Top of Task data

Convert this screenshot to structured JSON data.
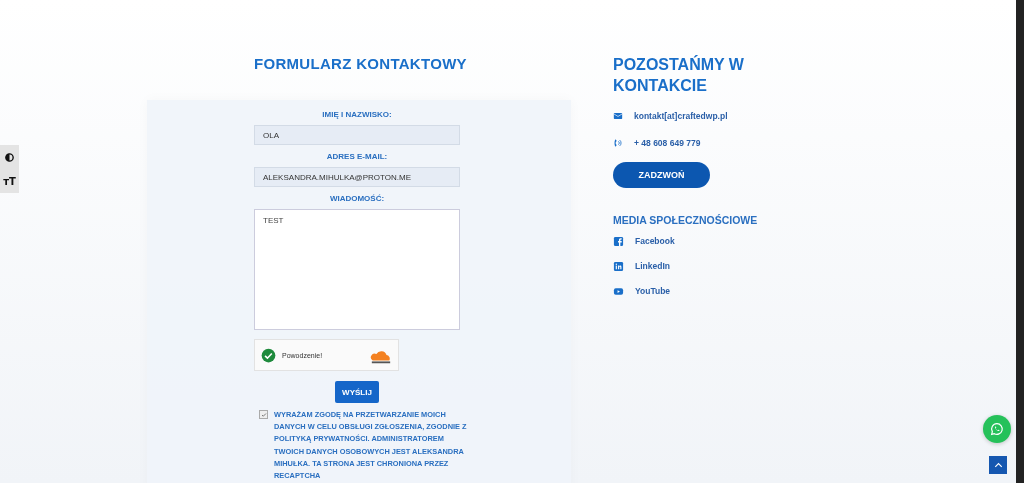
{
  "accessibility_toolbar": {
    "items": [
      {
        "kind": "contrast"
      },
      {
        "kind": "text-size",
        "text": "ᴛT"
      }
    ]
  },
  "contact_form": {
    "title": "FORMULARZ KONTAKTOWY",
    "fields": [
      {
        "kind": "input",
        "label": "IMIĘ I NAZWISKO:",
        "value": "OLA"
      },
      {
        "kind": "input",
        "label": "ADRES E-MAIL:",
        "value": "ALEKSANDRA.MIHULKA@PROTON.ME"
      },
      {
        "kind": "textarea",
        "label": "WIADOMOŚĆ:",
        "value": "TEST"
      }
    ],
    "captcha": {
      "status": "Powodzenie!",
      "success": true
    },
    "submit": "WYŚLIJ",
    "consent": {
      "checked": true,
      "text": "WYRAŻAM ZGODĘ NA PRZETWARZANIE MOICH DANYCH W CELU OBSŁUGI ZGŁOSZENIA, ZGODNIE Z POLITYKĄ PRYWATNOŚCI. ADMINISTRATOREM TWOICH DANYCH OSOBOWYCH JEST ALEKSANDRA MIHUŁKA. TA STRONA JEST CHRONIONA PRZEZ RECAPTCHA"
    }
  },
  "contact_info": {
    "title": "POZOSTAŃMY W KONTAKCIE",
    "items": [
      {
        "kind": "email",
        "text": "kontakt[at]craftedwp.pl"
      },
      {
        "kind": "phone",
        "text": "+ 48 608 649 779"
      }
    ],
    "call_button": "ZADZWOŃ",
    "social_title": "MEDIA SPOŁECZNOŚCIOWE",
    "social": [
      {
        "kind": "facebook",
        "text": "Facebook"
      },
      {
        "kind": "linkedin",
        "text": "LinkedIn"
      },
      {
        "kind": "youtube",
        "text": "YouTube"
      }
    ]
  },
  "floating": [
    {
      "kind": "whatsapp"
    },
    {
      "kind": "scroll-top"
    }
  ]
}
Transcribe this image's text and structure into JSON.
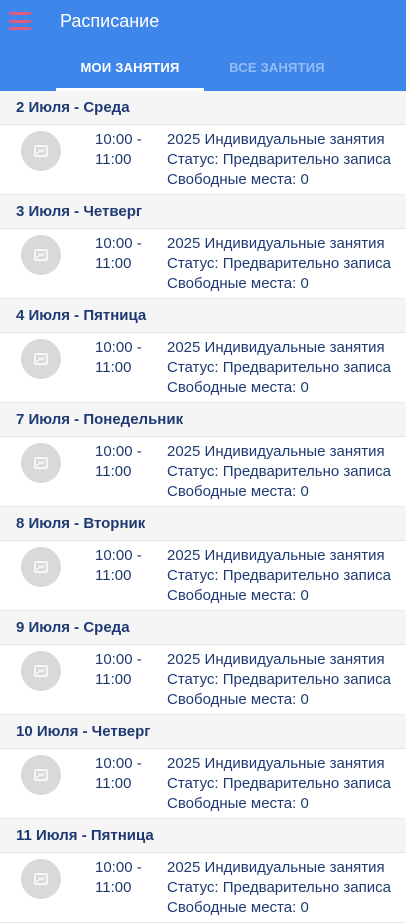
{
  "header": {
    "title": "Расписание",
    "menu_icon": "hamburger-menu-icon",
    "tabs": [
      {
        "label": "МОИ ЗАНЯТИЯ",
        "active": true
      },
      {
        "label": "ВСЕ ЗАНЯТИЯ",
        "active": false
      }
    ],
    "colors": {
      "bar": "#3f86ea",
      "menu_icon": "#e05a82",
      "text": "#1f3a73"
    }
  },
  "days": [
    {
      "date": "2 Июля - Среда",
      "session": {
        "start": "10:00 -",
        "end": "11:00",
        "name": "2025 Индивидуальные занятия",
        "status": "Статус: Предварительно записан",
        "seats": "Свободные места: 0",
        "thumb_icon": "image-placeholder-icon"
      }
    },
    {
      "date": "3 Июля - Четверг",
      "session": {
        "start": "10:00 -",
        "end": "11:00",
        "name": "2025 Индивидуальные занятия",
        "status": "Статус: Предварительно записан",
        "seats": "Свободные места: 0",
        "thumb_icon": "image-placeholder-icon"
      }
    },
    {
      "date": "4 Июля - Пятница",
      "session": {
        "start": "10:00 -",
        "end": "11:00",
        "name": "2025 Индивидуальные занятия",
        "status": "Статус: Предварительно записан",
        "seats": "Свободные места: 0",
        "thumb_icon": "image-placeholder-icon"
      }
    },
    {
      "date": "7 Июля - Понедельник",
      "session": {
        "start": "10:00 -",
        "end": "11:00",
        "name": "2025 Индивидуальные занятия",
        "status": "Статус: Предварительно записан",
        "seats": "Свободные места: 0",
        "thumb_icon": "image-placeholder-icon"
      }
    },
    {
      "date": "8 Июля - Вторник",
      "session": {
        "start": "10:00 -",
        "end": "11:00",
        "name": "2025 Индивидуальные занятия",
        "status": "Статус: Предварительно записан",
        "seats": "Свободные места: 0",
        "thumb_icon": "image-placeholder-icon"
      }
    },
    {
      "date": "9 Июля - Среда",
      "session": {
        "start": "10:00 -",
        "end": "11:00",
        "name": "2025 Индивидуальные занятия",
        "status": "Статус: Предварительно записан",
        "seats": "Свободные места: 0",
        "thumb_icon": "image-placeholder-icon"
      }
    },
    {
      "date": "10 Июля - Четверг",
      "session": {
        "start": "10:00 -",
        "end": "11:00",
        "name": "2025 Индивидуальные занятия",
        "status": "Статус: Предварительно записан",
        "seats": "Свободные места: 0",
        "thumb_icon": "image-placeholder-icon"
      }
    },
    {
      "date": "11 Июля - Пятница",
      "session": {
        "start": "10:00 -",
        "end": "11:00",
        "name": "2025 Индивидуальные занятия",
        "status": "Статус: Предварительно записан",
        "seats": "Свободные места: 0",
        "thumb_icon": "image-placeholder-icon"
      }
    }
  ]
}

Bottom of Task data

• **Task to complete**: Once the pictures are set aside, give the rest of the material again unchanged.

• **Task output**:
Convert this screenshot to structured JSON data.
{
  "accessibility_toolbar": {
    "items": [
      {
        "kind": "contrast"
      },
      {
        "kind": "text-size",
        "text": "ᴛT"
      }
    ]
  },
  "contact_form": {
    "title": "FORMULARZ KONTAKTOWY",
    "fields": [
      {
        "kind": "input",
        "label": "IMIĘ I NAZWISKO:",
        "value": "OLA"
      },
      {
        "kind": "input",
        "label": "ADRES E-MAIL:",
        "value": "ALEKSANDRA.MIHULKA@PROTON.ME"
      },
      {
        "kind": "textarea",
        "label": "WIADOMOŚĆ:",
        "value": "TEST"
      }
    ],
    "captcha": {
      "status": "Powodzenie!",
      "success": true
    },
    "submit": "WYŚLIJ",
    "consent": {
      "checked": true,
      "text": "WYRAŻAM ZGODĘ NA PRZETWARZANIE MOICH DANYCH W CELU OBSŁUGI ZGŁOSZENIA, ZGODNIE Z POLITYKĄ PRYWATNOŚCI. ADMINISTRATOREM TWOICH DANYCH OSOBOWYCH JEST ALEKSANDRA MIHUŁKA. TA STRONA JEST CHRONIONA PRZEZ RECAPTCHA"
    }
  },
  "contact_info": {
    "title": "POZOSTAŃMY W KONTAKCIE",
    "items": [
      {
        "kind": "email",
        "text": "kontakt[at]craftedwp.pl"
      },
      {
        "kind": "phone",
        "text": "+ 48 608 649 779"
      }
    ],
    "call_button": "ZADZWOŃ",
    "social_title": "MEDIA SPOŁECZNOŚCIOWE",
    "social": [
      {
        "kind": "facebook",
        "text": "Facebook"
      },
      {
        "kind": "linkedin",
        "text": "LinkedIn"
      },
      {
        "kind": "youtube",
        "text": "YouTube"
      }
    ]
  },
  "floating": [
    {
      "kind": "whatsapp"
    },
    {
      "kind": "scroll-top"
    }
  ]
}
Transcribe this image's text and structure into JSON.
{
  "header": {
    "title": "Расписание",
    "menu_icon": "hamburger-menu-icon",
    "tabs": [
      {
        "label": "МОИ ЗАНЯТИЯ",
        "active": true
      },
      {
        "label": "ВСЕ ЗАНЯТИЯ",
        "active": false
      }
    ],
    "colors": {
      "bar": "#3f86ea",
      "menu_icon": "#e05a82",
      "text": "#1f3a73"
    }
  },
  "days": [
    {
      "date": "2 Июля - Среда",
      "session": {
        "start": "10:00 -",
        "end": "11:00",
        "name": "2025 Индивидуальные занятия",
        "status": "Статус: Предварительно записан",
        "seats": "Свободные места: 0",
        "thumb_icon": "image-placeholder-icon"
      }
    },
    {
      "date": "3 Июля - Четверг",
      "session": {
        "start": "10:00 -",
        "end": "11:00",
        "name": "2025 Индивидуальные занятия",
        "status": "Статус: Предварительно записан",
        "seats": "Свободные места: 0",
        "thumb_icon": "image-placeholder-icon"
      }
    },
    {
      "date": "4 Июля - Пятница",
      "session": {
        "start": "10:00 -",
        "end": "11:00",
        "name": "2025 Индивидуальные занятия",
        "status": "Статус: Предварительно записан",
        "seats": "Свободные места: 0",
        "thumb_icon": "image-placeholder-icon"
      }
    },
    {
      "date": "7 Июля - Понедельник",
      "session": {
        "start": "10:00 -",
        "end": "11:00",
        "name": "2025 Индивидуальные занятия",
        "status": "Статус: Предварительно записан",
        "seats": "Свободные места: 0",
        "thumb_icon": "image-placeholder-icon"
      }
    },
    {
      "date": "8 Июля - Вторник",
      "session": {
        "start": "10:00 -",
        "end": "11:00",
        "name": "2025 Индивидуальные занятия",
        "status": "Статус: Предварительно записан",
        "seats": "Свободные места: 0",
        "thumb_icon": "image-placeholder-icon"
      }
    },
    {
      "date": "9 Июля - Среда",
      "session": {
        "start": "10:00 -",
        "end": "11:00",
        "name": "2025 Индивидуальные занятия",
        "status": "Статус: Предварительно записан",
        "seats": "Свободные места: 0",
        "thumb_icon": "image-placeholder-icon"
      }
    },
    {
      "date": "10 Июля - Четверг",
      "session": {
        "start": "10:00 -",
        "end": "11:00",
        "name": "2025 Индивидуальные занятия",
        "status": "Статус: Предварительно записан",
        "seats": "Свободные места: 0",
        "thumb_icon": "image-placeholder-icon"
      }
    },
    {
      "date": "11 Июля - Пятница",
      "session": {
        "start": "10:00 -",
        "end": "11:00",
        "name": "2025 Индивидуальные занятия",
        "status": "Статус: Предварительно записан",
        "seats": "Свободные места: 0",
        "thumb_icon": "image-placeholder-icon"
      }
    }
  ]
}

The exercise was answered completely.